▶ _TASK DETAILS_
Without copying the images, write out all the entries below verbatim.

▶ _SOURCE MATERIAL_
☆ ☆ ☆ ☆

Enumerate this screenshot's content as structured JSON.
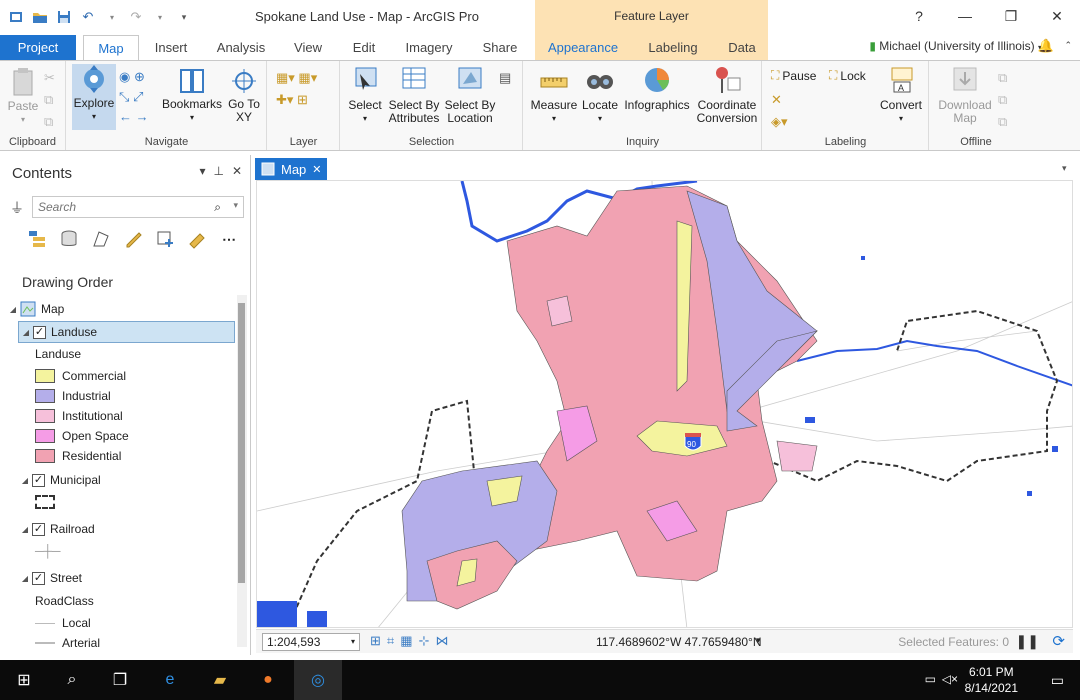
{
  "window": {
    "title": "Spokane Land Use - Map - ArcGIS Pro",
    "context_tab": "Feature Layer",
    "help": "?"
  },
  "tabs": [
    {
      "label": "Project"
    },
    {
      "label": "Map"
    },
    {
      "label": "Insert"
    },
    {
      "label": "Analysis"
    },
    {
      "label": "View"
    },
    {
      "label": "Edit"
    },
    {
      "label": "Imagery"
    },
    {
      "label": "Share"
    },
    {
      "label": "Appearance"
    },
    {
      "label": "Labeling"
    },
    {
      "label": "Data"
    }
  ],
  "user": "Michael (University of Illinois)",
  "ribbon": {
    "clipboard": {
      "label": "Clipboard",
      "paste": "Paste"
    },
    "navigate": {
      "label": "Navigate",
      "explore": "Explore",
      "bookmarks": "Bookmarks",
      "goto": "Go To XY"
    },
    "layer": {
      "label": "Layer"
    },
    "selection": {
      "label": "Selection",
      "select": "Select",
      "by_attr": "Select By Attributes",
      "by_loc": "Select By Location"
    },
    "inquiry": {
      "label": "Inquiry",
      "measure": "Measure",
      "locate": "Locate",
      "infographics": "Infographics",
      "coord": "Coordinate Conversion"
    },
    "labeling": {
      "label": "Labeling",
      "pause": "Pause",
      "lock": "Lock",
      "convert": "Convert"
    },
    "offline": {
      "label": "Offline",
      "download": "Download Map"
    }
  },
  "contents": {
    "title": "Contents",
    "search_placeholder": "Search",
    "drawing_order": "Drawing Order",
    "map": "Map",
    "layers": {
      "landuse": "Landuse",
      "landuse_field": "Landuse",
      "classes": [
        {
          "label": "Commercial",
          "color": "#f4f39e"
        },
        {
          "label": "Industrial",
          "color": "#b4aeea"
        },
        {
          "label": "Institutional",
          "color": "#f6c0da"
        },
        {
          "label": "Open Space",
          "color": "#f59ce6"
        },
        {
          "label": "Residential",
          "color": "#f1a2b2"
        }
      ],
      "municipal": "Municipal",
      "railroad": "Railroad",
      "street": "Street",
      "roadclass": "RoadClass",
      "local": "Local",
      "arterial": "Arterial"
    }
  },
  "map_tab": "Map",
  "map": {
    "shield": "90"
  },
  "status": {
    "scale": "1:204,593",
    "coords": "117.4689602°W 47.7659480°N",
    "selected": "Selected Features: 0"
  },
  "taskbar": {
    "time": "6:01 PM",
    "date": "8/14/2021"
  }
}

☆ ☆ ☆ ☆

▶ _ANSWER FOR THE TASK_
Enumerate this screenshot's content as structured JSON.
{
  "window": {
    "title": "Spokane Land Use - Map - ArcGIS Pro",
    "context_tab": "Feature Layer",
    "help": "?"
  },
  "tabs": [
    {
      "label": "Project"
    },
    {
      "label": "Map"
    },
    {
      "label": "Insert"
    },
    {
      "label": "Analysis"
    },
    {
      "label": "View"
    },
    {
      "label": "Edit"
    },
    {
      "label": "Imagery"
    },
    {
      "label": "Share"
    },
    {
      "label": "Appearance"
    },
    {
      "label": "Labeling"
    },
    {
      "label": "Data"
    }
  ],
  "user": "Michael (University of Illinois)",
  "ribbon": {
    "clipboard": {
      "label": "Clipboard",
      "paste": "Paste"
    },
    "navigate": {
      "label": "Navigate",
      "explore": "Explore",
      "bookmarks": "Bookmarks",
      "goto": "Go To XY"
    },
    "layer": {
      "label": "Layer"
    },
    "selection": {
      "label": "Selection",
      "select": "Select",
      "by_attr": "Select By Attributes",
      "by_loc": "Select By Location"
    },
    "inquiry": {
      "label": "Inquiry",
      "measure": "Measure",
      "locate": "Locate",
      "infographics": "Infographics",
      "coord": "Coordinate Conversion"
    },
    "labeling": {
      "label": "Labeling",
      "pause": "Pause",
      "lock": "Lock",
      "convert": "Convert"
    },
    "offline": {
      "label": "Offline",
      "download": "Download Map"
    }
  },
  "contents": {
    "title": "Contents",
    "search_placeholder": "Search",
    "drawing_order": "Drawing Order",
    "map": "Map",
    "layers": {
      "landuse": "Landuse",
      "landuse_field": "Landuse",
      "classes": [
        {
          "label": "Commercial",
          "color": "#f4f39e"
        },
        {
          "label": "Industrial",
          "color": "#b4aeea"
        },
        {
          "label": "Institutional",
          "color": "#f6c0da"
        },
        {
          "label": "Open Space",
          "color": "#f59ce6"
        },
        {
          "label": "Residential",
          "color": "#f1a2b2"
        }
      ],
      "municipal": "Municipal",
      "railroad": "Railroad",
      "street": "Street",
      "roadclass": "RoadClass",
      "local": "Local",
      "arterial": "Arterial"
    }
  },
  "map_tab": "Map",
  "map": {
    "shield": "90"
  },
  "status": {
    "scale": "1:204,593",
    "coords": "117.4689602°W 47.7659480°N",
    "selected": "Selected Features: 0"
  },
  "taskbar": {
    "time": "6:01 PM",
    "date": "8/14/2021"
  }
}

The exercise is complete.